** WORK REQUEST **
Below are records; how many of their lines contain "JSON"? Reply with the number and no other words.

** MATERIAL FOR THIS TASK **
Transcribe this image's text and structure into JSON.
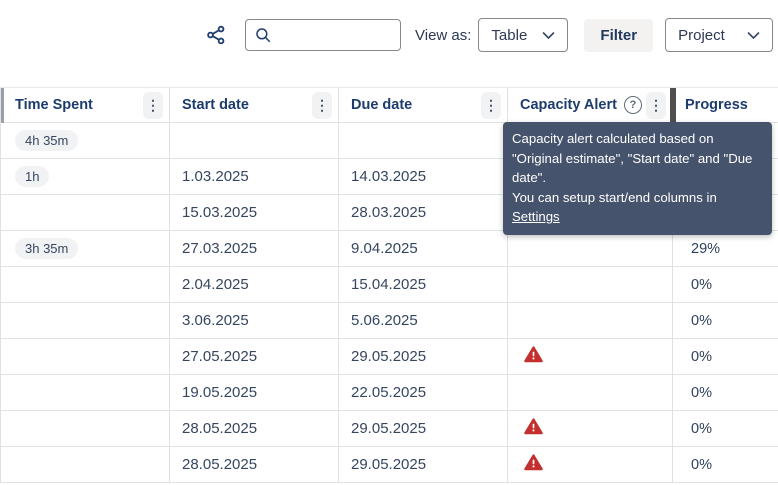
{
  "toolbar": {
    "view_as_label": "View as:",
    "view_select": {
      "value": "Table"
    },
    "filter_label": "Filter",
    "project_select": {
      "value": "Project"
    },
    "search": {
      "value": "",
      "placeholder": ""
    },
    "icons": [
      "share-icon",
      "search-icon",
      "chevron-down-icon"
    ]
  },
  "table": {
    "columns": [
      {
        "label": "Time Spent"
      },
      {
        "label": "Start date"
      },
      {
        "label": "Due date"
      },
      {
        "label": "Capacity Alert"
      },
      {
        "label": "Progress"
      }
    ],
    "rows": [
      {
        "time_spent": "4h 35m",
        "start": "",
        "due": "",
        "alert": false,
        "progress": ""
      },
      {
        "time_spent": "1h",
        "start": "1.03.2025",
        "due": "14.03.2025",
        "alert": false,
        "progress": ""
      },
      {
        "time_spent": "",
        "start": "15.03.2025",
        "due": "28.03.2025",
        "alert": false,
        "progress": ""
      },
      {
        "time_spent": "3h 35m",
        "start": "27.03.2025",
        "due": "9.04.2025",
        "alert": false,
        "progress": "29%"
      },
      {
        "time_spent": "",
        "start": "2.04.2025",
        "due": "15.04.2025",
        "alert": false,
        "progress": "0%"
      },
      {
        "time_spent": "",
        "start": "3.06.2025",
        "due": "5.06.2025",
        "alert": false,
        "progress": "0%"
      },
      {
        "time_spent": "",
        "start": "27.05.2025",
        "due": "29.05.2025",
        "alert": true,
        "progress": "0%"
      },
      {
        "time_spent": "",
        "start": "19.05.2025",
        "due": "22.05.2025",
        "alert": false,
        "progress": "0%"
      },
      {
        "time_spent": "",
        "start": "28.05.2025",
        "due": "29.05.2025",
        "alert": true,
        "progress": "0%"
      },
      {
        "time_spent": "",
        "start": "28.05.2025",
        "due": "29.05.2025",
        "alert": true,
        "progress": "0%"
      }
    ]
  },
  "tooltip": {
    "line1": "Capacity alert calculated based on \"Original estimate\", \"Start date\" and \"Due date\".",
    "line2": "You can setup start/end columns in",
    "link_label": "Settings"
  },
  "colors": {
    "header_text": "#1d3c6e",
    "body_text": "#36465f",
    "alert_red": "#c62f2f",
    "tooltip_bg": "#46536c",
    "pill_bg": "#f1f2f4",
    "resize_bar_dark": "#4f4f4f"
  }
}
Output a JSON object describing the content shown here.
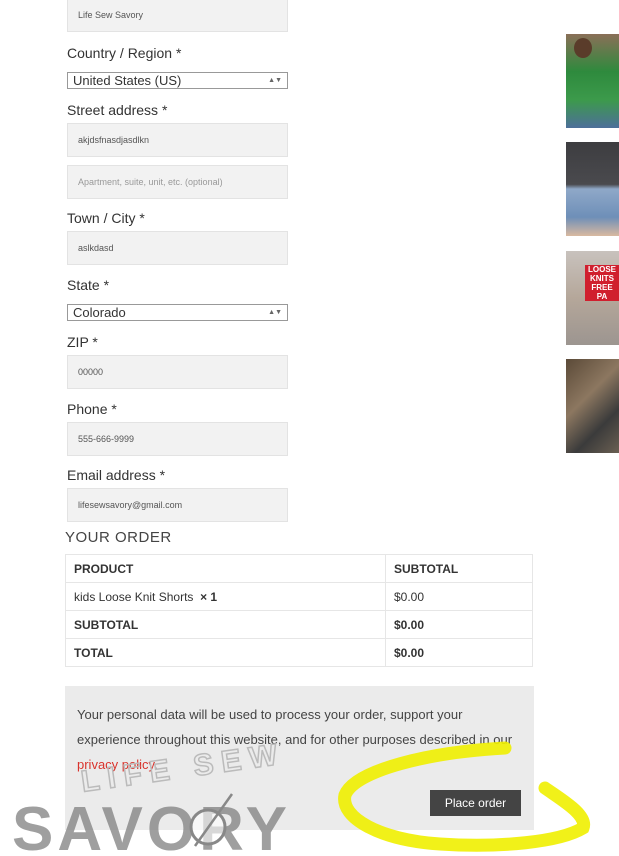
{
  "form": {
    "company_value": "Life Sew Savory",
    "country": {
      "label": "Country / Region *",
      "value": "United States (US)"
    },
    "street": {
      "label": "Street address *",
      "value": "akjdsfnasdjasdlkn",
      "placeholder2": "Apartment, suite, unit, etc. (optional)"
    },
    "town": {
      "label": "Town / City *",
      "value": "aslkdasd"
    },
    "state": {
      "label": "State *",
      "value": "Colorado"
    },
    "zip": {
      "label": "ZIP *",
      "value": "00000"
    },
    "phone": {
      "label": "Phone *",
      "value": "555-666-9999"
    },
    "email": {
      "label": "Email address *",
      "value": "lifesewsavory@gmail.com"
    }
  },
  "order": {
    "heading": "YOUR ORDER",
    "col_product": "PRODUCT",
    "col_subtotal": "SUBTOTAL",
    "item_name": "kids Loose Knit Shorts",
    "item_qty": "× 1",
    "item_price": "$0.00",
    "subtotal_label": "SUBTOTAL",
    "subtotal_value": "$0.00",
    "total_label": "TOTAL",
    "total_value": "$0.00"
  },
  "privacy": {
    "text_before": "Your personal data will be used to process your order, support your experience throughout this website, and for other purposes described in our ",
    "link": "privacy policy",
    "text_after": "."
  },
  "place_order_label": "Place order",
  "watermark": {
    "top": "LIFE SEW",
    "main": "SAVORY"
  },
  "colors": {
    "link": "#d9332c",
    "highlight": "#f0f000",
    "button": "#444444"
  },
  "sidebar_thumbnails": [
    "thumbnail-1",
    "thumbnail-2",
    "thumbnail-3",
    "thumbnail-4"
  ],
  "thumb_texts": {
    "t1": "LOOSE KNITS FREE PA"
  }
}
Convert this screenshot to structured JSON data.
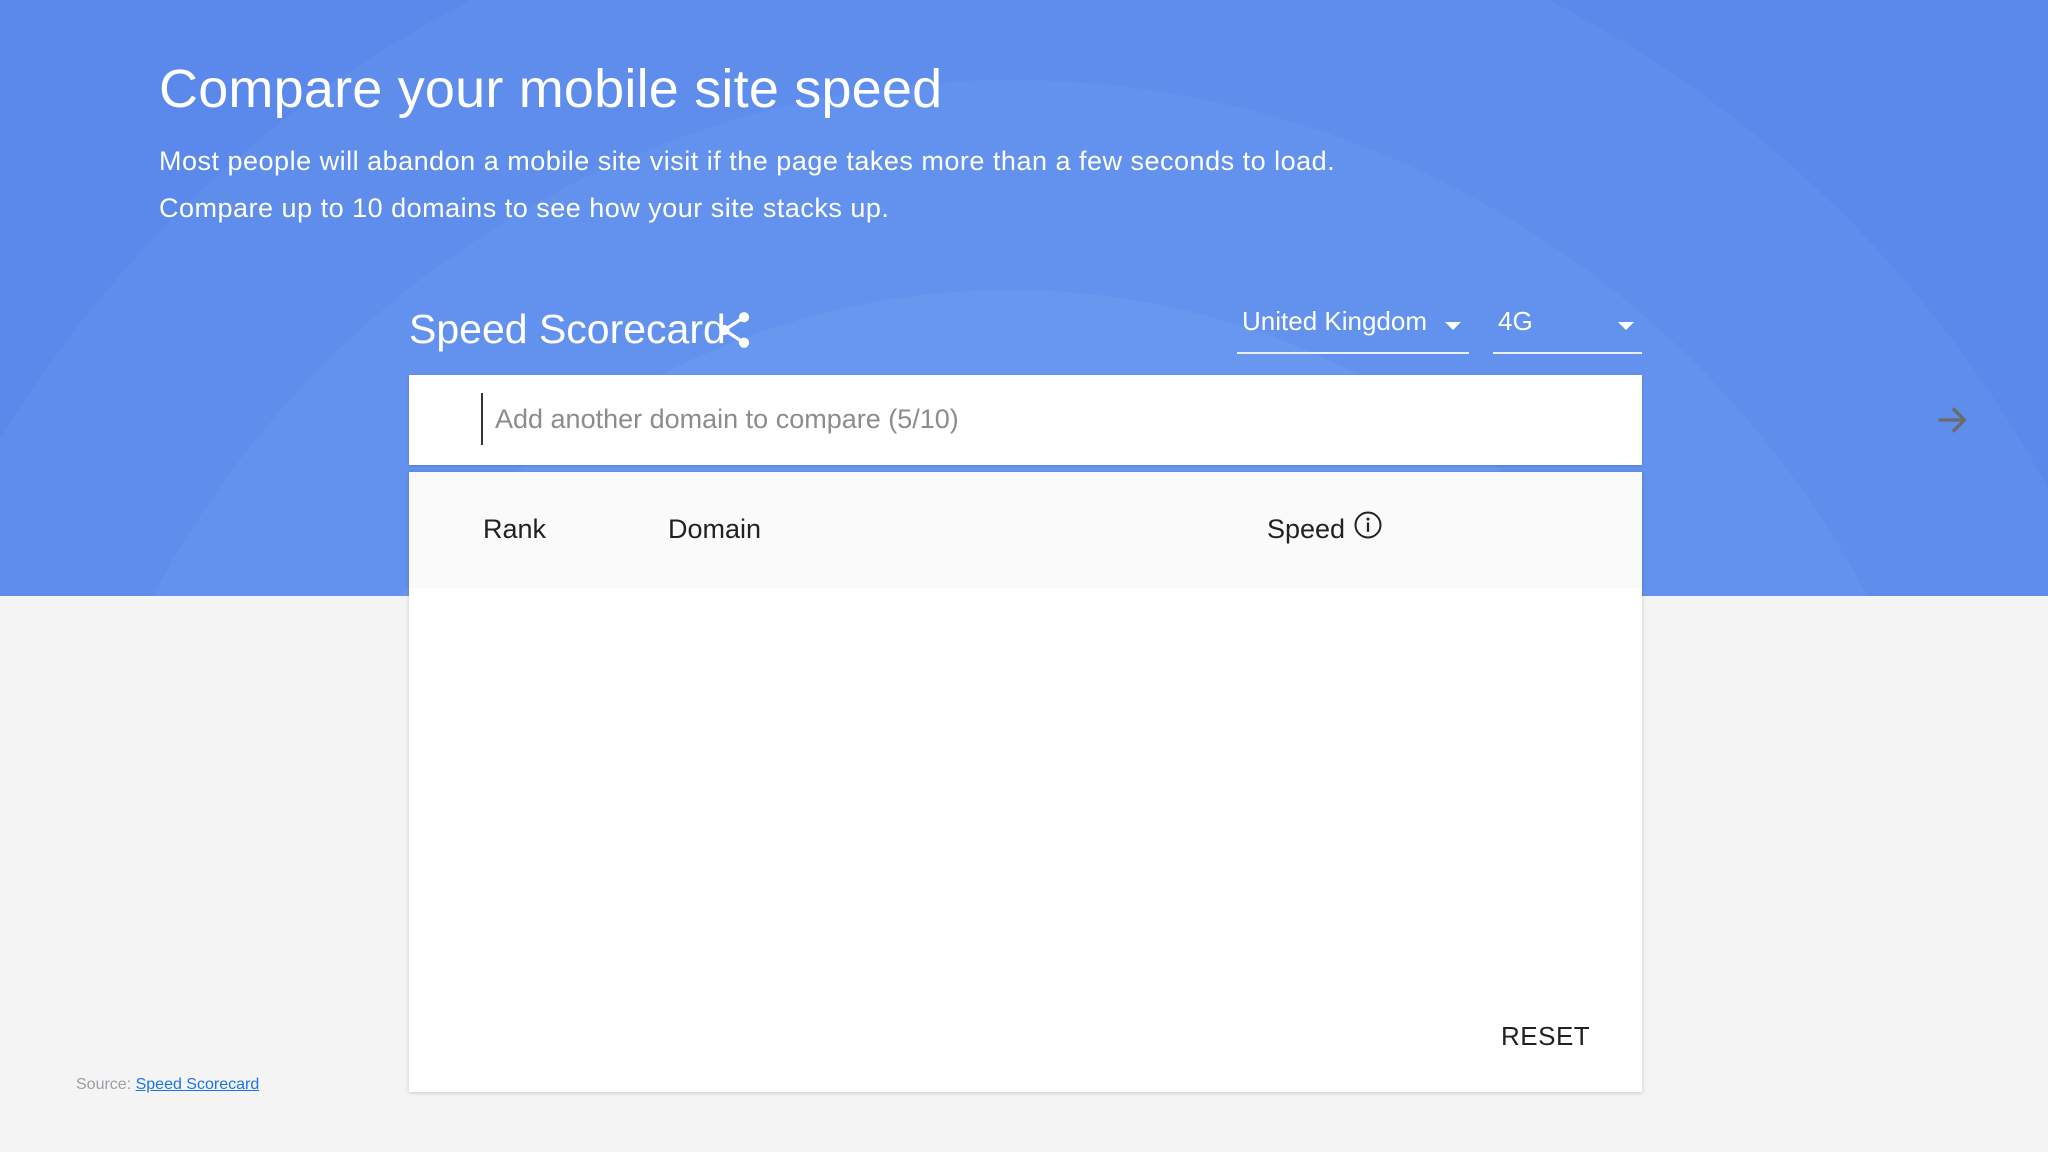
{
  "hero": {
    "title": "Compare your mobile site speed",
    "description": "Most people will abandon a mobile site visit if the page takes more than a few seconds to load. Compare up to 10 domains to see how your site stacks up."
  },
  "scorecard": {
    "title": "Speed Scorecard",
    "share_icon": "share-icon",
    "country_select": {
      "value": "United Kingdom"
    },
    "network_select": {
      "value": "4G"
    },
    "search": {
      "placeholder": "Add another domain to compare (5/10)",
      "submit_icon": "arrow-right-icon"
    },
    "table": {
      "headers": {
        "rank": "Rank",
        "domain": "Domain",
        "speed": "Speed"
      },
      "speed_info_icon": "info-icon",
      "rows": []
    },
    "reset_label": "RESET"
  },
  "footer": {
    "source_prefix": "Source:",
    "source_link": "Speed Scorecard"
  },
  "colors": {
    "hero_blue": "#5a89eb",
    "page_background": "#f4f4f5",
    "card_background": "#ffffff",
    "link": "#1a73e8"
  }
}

** RESPONSE BOX **
3